• [ASSIGNED TASK]
Please reproduce all of the listing below exactly and drop its images.

• [EXERCISE MATERIALS]
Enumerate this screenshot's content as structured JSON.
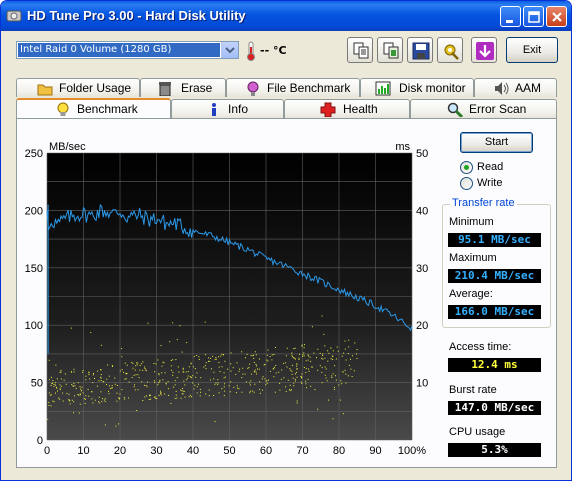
{
  "window": {
    "title": "HD Tune Pro 3.00 - Hard Disk Utility"
  },
  "drive_select": {
    "value": "Intel    Raid 0 Volume (1280 GB)"
  },
  "temperature": {
    "value": "-- °C"
  },
  "toolbar": {
    "icons": [
      "copy-text-icon",
      "copy-screenshot-icon",
      "save-icon",
      "options-icon",
      "download-icon"
    ],
    "exit_label": "Exit"
  },
  "tabs": {
    "row1": [
      {
        "label": "Folder Usage",
        "icon": "folder-icon"
      },
      {
        "label": "Erase",
        "icon": "trash-icon"
      },
      {
        "label": "File Benchmark",
        "icon": "file-benchmark-icon"
      },
      {
        "label": "Disk monitor",
        "icon": "disk-monitor-icon"
      },
      {
        "label": "AAM",
        "icon": "speaker-icon"
      }
    ],
    "row2": [
      {
        "label": "Benchmark",
        "icon": "lightbulb-icon",
        "active": true
      },
      {
        "label": "Info",
        "icon": "info-icon"
      },
      {
        "label": "Health",
        "icon": "health-cross-icon"
      },
      {
        "label": "Error Scan",
        "icon": "magnifier-icon"
      }
    ]
  },
  "controls": {
    "start_label": "Start",
    "read_label": "Read",
    "write_label": "Write",
    "selected": "Read"
  },
  "transfer_rate": {
    "group_label": "Transfer rate",
    "minimum_label": "Minimum",
    "minimum_value": "95.1 MB/sec",
    "maximum_label": "Maximum",
    "maximum_value": "210.4 MB/sec",
    "average_label": "Average:",
    "average_value": "166.0 MB/sec"
  },
  "access_time": {
    "label": "Access time:",
    "value": "12.4 ms"
  },
  "burst_rate": {
    "label": "Burst rate",
    "value": "147.0 MB/sec"
  },
  "cpu_usage": {
    "label": "CPU usage",
    "value": "5.3%"
  },
  "colors": {
    "rate_line": "#2b98e8",
    "access_points": "#f0f040",
    "plot_bg": "#000000",
    "grid": "#606060"
  },
  "chart_data": {
    "type": "line",
    "title": "",
    "xlabel": "",
    "ylabel": "MB/sec",
    "y2label": "ms",
    "xlim": [
      0,
      100
    ],
    "ylim": [
      0,
      250
    ],
    "y2lim": [
      0,
      50
    ],
    "x_ticks": [
      "0",
      "10",
      "20",
      "30",
      "40",
      "50",
      "60",
      "70",
      "80",
      "90",
      "100%"
    ],
    "y_ticks": [
      "0",
      "50",
      "100",
      "150",
      "200",
      "250"
    ],
    "y2_ticks": [
      "10",
      "20",
      "30",
      "40",
      "50"
    ],
    "grid": true,
    "series": [
      {
        "name": "",
        "axis": "left",
        "x": [
          0,
          0.5,
          1,
          3,
          5,
          8,
          10,
          12,
          15,
          18,
          20,
          22,
          25,
          28,
          30,
          33,
          35,
          38,
          40,
          45,
          50,
          55,
          60,
          65,
          70,
          75,
          80,
          85,
          90,
          95,
          100
        ],
        "y": [
          200,
          178,
          192,
          188,
          193,
          196,
          197,
          195,
          200,
          197,
          199,
          194,
          196,
          192,
          193,
          188,
          189,
          184,
          182,
          178,
          172,
          166,
          158,
          152,
          145,
          138,
          131,
          124,
          117,
          108,
          97
        ]
      }
    ],
    "scatter_series": {
      "name": "",
      "axis": "right",
      "x_range": [
        0,
        85
      ],
      "y_range_ms": [
        2,
        22
      ],
      "typical_ms": [
        8,
        17
      ],
      "count": 600
    }
  }
}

• [RESULT FOR THIS EXERCISE]
Enumerate this screenshot's content as structured JSON.
{
  "window": {
    "title": "HD Tune Pro 3.00 - Hard Disk Utility"
  },
  "drive_select": {
    "value": "Intel    Raid 0 Volume (1280 GB)"
  },
  "temperature": {
    "value": "-- °C"
  },
  "toolbar": {
    "icons": [
      "copy-text-icon",
      "copy-screenshot-icon",
      "save-icon",
      "options-icon",
      "download-icon"
    ],
    "exit_label": "Exit"
  },
  "tabs": {
    "row1": [
      {
        "label": "Folder Usage",
        "icon": "folder-icon"
      },
      {
        "label": "Erase",
        "icon": "trash-icon"
      },
      {
        "label": "File Benchmark",
        "icon": "file-benchmark-icon"
      },
      {
        "label": "Disk monitor",
        "icon": "disk-monitor-icon"
      },
      {
        "label": "AAM",
        "icon": "speaker-icon"
      }
    ],
    "row2": [
      {
        "label": "Benchmark",
        "icon": "lightbulb-icon",
        "active": true
      },
      {
        "label": "Info",
        "icon": "info-icon"
      },
      {
        "label": "Health",
        "icon": "health-cross-icon"
      },
      {
        "label": "Error Scan",
        "icon": "magnifier-icon"
      }
    ]
  },
  "controls": {
    "start_label": "Start",
    "read_label": "Read",
    "write_label": "Write",
    "selected": "Read"
  },
  "transfer_rate": {
    "group_label": "Transfer rate",
    "minimum_label": "Minimum",
    "minimum_value": "95.1 MB/sec",
    "maximum_label": "Maximum",
    "maximum_value": "210.4 MB/sec",
    "average_label": "Average:",
    "average_value": "166.0 MB/sec"
  },
  "access_time": {
    "label": "Access time:",
    "value": "12.4 ms"
  },
  "burst_rate": {
    "label": "Burst rate",
    "value": "147.0 MB/sec"
  },
  "cpu_usage": {
    "label": "CPU usage",
    "value": "5.3%"
  },
  "colors": {
    "rate_line": "#2b98e8",
    "access_points": "#f0f040",
    "plot_bg": "#000000",
    "grid": "#606060"
  },
  "chart_data": {
    "type": "line",
    "title": "",
    "xlabel": "",
    "ylabel": "MB/sec",
    "y2label": "ms",
    "xlim": [
      0,
      100
    ],
    "ylim": [
      0,
      250
    ],
    "y2lim": [
      0,
      50
    ],
    "x_ticks": [
      "0",
      "10",
      "20",
      "30",
      "40",
      "50",
      "60",
      "70",
      "80",
      "90",
      "100%"
    ],
    "y_ticks": [
      "0",
      "50",
      "100",
      "150",
      "200",
      "250"
    ],
    "y2_ticks": [
      "10",
      "20",
      "30",
      "40",
      "50"
    ],
    "grid": true,
    "series": [
      {
        "name": "",
        "axis": "left",
        "x": [
          0,
          0.5,
          1,
          3,
          5,
          8,
          10,
          12,
          15,
          18,
          20,
          22,
          25,
          28,
          30,
          33,
          35,
          38,
          40,
          45,
          50,
          55,
          60,
          65,
          70,
          75,
          80,
          85,
          90,
          95,
          100
        ],
        "y": [
          200,
          178,
          192,
          188,
          193,
          196,
          197,
          195,
          200,
          197,
          199,
          194,
          196,
          192,
          193,
          188,
          189,
          184,
          182,
          178,
          172,
          166,
          158,
          152,
          145,
          138,
          131,
          124,
          117,
          108,
          97
        ]
      }
    ],
    "scatter_series": {
      "name": "",
      "axis": "right",
      "x_range": [
        0,
        85
      ],
      "y_range_ms": [
        2,
        22
      ],
      "typical_ms": [
        8,
        17
      ],
      "count": 600
    }
  }
}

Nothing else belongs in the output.